It was the second year running that Plant International has won the award while Trocaire Zimbabwe and World Vision Zimbabwe came second and third respectively in the overall category that combines NGOs and the private sector.
The results of the best employer survey were derived from employee engagement surveys that were carried out by IPC within the respective organisations countrywide. Aspects considered included commitment and loyalty, communication, strategic direction, job satisfaction, supervision and remuneration structures.
Other companies in the top 10 included Transparency International, POSB, First Mutual Reinsurance and Speciss College.
Speaking at the awards ceremony held in Harare yesterday Deputy Minister of Labour and Social Welfare Mrs Monica Mutsvangwa encouraged organisations to have carefully integrated mechanisms that include recruitment and training, remuneration safety health and labour relations in the structures.
"It is important for the employer to inform the employee on the goings on at the workplace so that trust is built between the two and any arising issues can be dealt with amicably," she said.
Speaking at the same event IPC managing consultant Mr Memory Nguwi defined employee engagement as a heightened emotional connection that an employee feels for his organisation that influences him to exert greater discretionary effort to their work.
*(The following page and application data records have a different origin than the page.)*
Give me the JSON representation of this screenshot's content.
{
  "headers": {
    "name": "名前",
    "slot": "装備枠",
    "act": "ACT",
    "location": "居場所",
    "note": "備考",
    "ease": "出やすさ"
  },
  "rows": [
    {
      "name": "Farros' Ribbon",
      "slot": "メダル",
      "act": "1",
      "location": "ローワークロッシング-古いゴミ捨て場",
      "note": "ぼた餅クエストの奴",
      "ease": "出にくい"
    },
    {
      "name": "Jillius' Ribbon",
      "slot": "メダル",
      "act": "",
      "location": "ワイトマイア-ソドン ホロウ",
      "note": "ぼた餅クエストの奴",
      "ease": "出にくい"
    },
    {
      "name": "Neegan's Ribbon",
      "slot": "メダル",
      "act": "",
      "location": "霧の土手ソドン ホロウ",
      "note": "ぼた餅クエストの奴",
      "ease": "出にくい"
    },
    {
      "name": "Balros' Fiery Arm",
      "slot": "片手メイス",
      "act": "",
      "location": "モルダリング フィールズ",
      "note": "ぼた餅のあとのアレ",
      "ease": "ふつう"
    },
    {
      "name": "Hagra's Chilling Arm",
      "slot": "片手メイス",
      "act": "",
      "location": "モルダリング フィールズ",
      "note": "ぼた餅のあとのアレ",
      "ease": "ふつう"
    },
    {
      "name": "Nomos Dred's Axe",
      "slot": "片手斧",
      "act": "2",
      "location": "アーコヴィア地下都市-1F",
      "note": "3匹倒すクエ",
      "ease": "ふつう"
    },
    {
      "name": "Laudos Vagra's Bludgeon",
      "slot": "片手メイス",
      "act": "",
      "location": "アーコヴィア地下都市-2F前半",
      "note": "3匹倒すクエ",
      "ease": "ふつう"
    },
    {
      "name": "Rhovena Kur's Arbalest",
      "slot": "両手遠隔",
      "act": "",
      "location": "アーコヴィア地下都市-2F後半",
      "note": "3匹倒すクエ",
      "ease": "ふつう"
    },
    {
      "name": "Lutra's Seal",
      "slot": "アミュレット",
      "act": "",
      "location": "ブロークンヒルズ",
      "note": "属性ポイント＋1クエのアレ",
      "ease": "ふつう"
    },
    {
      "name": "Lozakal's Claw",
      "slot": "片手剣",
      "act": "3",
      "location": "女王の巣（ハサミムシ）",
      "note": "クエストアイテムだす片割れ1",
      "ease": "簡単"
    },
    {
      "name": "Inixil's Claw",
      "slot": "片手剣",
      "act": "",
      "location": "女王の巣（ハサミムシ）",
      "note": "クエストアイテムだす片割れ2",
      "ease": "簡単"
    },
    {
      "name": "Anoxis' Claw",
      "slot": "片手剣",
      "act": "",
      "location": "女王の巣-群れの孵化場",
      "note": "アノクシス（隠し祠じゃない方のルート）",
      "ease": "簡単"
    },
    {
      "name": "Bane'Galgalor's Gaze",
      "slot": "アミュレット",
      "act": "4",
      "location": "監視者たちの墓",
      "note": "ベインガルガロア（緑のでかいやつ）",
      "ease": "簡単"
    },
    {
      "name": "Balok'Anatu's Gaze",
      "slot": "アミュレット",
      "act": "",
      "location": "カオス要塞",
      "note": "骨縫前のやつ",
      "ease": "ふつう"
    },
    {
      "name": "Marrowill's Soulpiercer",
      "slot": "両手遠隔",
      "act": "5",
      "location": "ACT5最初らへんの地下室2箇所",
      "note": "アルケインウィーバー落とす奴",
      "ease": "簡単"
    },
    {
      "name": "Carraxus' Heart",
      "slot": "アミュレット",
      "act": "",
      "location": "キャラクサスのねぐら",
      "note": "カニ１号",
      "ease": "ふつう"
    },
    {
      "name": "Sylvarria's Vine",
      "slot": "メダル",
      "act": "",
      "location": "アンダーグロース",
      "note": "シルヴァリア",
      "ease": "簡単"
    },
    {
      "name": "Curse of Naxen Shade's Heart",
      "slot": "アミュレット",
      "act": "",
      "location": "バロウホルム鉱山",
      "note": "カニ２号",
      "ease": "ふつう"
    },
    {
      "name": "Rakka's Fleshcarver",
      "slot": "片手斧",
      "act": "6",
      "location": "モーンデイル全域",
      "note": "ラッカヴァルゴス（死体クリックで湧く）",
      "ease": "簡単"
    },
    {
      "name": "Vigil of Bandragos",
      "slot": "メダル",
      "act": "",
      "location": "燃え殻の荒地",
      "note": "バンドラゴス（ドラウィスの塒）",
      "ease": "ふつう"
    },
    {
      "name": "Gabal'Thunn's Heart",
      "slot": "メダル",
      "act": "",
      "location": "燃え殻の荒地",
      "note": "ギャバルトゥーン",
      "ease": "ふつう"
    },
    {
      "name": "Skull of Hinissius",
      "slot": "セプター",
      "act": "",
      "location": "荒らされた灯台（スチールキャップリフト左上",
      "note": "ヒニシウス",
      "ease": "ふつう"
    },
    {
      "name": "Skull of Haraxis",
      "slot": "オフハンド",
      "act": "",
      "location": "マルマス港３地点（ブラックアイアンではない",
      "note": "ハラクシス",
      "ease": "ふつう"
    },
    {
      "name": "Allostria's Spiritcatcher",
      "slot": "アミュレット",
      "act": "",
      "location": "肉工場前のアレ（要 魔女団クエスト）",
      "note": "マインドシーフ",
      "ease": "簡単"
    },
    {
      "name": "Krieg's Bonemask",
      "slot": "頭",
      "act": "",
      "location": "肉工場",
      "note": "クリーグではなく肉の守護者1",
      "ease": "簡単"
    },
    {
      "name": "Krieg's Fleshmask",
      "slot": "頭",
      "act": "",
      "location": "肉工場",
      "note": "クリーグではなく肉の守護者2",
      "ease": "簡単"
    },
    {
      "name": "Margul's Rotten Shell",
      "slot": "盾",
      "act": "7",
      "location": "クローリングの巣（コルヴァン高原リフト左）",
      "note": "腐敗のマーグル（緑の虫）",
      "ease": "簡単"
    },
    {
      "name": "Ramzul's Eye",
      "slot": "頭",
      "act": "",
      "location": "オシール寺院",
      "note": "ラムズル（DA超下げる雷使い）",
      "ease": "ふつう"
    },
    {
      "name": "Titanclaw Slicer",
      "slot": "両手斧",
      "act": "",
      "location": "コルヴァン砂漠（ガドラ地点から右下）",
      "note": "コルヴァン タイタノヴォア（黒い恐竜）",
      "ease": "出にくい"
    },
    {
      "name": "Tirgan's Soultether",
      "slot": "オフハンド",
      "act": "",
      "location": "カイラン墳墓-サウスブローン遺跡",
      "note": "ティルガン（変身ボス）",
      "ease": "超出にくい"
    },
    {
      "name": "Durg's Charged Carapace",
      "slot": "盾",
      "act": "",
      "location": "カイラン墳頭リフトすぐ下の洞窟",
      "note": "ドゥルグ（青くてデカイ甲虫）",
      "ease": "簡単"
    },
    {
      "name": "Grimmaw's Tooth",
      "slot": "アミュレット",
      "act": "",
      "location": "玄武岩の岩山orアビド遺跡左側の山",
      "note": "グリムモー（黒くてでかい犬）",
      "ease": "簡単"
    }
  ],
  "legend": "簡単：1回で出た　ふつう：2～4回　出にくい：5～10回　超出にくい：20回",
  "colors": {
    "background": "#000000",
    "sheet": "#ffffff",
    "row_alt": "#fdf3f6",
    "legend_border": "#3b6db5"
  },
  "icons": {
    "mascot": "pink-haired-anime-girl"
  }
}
He said the national engagement Index for 2012 was 60,21 percent, a decrease from last year's figure of 64,26 percent.
He said engagement research suggested that employees have a high knowledge and understanding of their organisations' strategy, with the strategic direction index at 84,93 percent suggesting that eight in every 10 Zimbabwean employees are well versed and appreciative of strategic direction of their organisation and what the organisation expects from them.
Mr Nguwi noted that although the survey had shown that most employees were not satisfied with their remuneration, companies needed to realise that throwing more money at their employees would not solve their problems.
"The challenge was that very few companies and organisations realised the root of the problem. The problem was not obsolete machinery or lack of working capital per se. The problem was more into management practices, a growing reluctance and incompetence across the spectrum of directors, management and general staff," Mr Nguwi said.
He urged leaders to be more proactive in employee engagement as results had shown that employee engagement is high among managerial employees than in non-managerial employees.
"The employee engagement index for managerial employees is 67,55 percent compared to the employee engagement index for non-managerial employees 59,64 percent. This revealed a rather disturbing paradox: Managers are confident and happy with employment at their companies but their subordinates do not share the same optimism," he said.